What is needed
Reproduce the records below exactly as shown.
#### Records for the task
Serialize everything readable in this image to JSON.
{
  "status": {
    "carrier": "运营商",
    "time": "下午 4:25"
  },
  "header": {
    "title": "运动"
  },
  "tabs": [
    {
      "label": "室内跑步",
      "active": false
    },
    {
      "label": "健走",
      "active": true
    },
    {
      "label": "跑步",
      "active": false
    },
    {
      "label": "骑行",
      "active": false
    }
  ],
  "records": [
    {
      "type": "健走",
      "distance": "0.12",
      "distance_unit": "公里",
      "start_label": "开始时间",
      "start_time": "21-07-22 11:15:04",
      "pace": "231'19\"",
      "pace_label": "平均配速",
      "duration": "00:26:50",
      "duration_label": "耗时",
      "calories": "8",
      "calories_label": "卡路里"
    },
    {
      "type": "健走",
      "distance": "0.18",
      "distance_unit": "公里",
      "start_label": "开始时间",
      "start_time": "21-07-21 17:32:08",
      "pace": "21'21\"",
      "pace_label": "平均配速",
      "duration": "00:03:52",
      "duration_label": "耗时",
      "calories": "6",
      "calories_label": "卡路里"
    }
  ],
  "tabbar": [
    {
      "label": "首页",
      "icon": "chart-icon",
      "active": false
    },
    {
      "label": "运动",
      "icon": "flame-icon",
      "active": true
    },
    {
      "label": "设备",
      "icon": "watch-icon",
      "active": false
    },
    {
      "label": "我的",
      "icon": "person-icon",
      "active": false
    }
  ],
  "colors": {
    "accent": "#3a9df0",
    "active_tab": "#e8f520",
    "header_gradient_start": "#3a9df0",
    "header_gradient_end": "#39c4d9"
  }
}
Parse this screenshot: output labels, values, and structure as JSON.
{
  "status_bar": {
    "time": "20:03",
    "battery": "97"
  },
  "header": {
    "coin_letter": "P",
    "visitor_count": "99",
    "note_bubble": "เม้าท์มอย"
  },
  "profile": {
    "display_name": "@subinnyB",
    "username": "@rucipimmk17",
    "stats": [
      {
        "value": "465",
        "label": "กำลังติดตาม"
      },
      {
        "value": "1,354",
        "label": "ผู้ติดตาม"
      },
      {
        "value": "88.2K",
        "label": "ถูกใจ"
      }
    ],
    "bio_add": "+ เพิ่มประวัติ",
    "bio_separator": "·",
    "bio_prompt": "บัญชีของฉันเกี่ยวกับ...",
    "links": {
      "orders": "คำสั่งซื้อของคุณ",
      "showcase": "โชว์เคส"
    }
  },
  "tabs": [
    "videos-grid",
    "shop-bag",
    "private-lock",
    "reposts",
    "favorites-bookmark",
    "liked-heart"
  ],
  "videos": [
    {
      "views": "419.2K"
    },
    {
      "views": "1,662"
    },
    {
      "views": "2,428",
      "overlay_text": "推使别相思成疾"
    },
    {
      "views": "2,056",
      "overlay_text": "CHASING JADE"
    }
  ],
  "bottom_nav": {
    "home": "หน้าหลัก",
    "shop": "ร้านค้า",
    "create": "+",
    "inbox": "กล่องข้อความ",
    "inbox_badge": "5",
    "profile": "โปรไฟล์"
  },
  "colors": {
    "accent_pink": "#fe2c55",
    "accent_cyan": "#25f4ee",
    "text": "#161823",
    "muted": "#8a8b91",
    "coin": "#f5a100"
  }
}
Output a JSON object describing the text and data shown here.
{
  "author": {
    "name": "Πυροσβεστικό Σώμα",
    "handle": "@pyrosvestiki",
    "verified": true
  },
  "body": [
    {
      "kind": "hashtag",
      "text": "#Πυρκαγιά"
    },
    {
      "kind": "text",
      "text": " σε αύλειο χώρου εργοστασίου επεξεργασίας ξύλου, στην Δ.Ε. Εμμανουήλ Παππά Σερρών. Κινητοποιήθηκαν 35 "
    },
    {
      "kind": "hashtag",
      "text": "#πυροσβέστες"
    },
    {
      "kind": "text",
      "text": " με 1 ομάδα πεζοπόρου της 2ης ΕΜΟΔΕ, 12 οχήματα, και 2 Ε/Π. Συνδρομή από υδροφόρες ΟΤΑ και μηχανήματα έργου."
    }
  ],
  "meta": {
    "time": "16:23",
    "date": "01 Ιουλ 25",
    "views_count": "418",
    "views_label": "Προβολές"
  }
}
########
Task response
Serialize everything readable in this image to JSON.
{
  "status": {
    "carrier": "运营商",
    "time": "下午 4:25"
  },
  "header": {
    "title": "运动"
  },
  "tabs": [
    {
      "label": "室内跑步",
      "active": false
    },
    {
      "label": "健走",
      "active": true
    },
    {
      "label": "跑步",
      "active": false
    },
    {
      "label": "骑行",
      "active": false
    }
  ],
  "records": [
    {
      "type": "健走",
      "distance": "0.12",
      "distance_unit": "公里",
      "start_label": "开始时间",
      "start_time": "21-07-22 11:15:04",
      "pace": "231'19\"",
      "pace_label": "平均配速",
      "duration": "00:26:50",
      "duration_label": "耗时",
      "calories": "8",
      "calories_label": "卡路里"
    },
    {
      "type": "健走",
      "distance": "0.18",
      "distance_unit": "公里",
      "start_label": "开始时间",
      "start_time": "21-07-21 17:32:08",
      "pace": "21'21\"",
      "pace_label": "平均配速",
      "duration": "00:03:52",
      "duration_label": "耗时",
      "calories": "6",
      "calories_label": "卡路里"
    }
  ],
  "tabbar": [
    {
      "label": "首页",
      "icon": "chart-icon",
      "active": false
    },
    {
      "label": "运动",
      "icon": "flame-icon",
      "active": true
    },
    {
      "label": "设备",
      "icon": "watch-icon",
      "active": false
    },
    {
      "label": "我的",
      "icon": "person-icon",
      "active": false
    }
  ],
  "colors": {
    "accent": "#3a9df0",
    "active_tab": "#e8f520",
    "header_gradient_start": "#3a9df0",
    "header_gradient_end": "#39c4d9"
  }
}
Parse this screenshot: output labels, values, and structure as JSON.
{
  "status_bar": {
    "time": "20:03",
    "battery": "97"
  },
  "header": {
    "coin_letter": "P",
    "visitor_count": "99",
    "note_bubble": "เม้าท์มอย"
  },
  "profile": {
    "display_name": "@subinnyB",
    "username": "@rucipimmk17",
    "stats": [
      {
        "value": "465",
        "label": "กำลังติดตาม"
      },
      {
        "value": "1,354",
        "label": "ผู้ติดตาม"
      },
      {
        "value": "88.2K",
        "label": "ถูกใจ"
      }
    ],
    "bio_add": "+ เพิ่มประวัติ",
    "bio_separator": "·",
    "bio_prompt": "บัญชีของฉันเกี่ยวกับ...",
    "links": {
      "orders": "คำสั่งซื้อของคุณ",
      "showcase": "โชว์เคส"
    }
  },
  "tabs": [
    "videos-grid",
    "shop-bag",
    "private-lock",
    "reposts",
    "favorites-bookmark",
    "liked-heart"
  ],
  "videos": [
    {
      "views": "419.2K"
    },
    {
      "views": "1,662"
    },
    {
      "views": "2,428",
      "overlay_text": "推使别相思成疾"
    },
    {
      "views": "2,056",
      "overlay_text": "CHASING JADE"
    }
  ],
  "bottom_nav": {
    "home": "หน้าหลัก",
    "shop": "ร้านค้า",
    "create": "+",
    "inbox": "กล่องข้อความ",
    "inbox_badge": "5",
    "profile": "โปรไฟล์"
  },
  "colors": {
    "accent_pink": "#fe2c55",
    "accent_cyan": "#25f4ee",
    "text": "#161823",
    "muted": "#8a8b91",
    "coin": "#f5a100"
  }
}
Output a JSON object describing the text and data shown here.
{
  "author": {
    "name": "Πυροσβεστικό Σώμα",
    "handle": "@pyrosvestiki",
    "verified": true
  },
  "body": [
    {
      "kind": "hashtag",
      "text": "#Πυρκαγιά"
    },
    {
      "kind": "text",
      "text": " σε αύλειο χώρου εργοστασίου επεξεργασίας ξύλου, στην Δ.Ε. Εμμανουήλ Παππά Σερρών. Κινητοποιήθηκαν 35 "
    },
    {
      "kind": "hashtag",
      "text": "#πυροσβέστες"
    },
    {
      "kind": "text",
      "text": " με 1 ομάδα πεζοπόρου της 2ης ΕΜΟΔΕ, 12 οχήματα, και 2 Ε/Π. Συνδρομή από υδροφόρες ΟΤΑ και μηχανήματα έργου."
    }
  ],
  "meta": {
    "time": "16:23",
    "date": "01 Ιουλ 25",
    "views_count": "418",
    "views_label": "Προβολές"
  }
}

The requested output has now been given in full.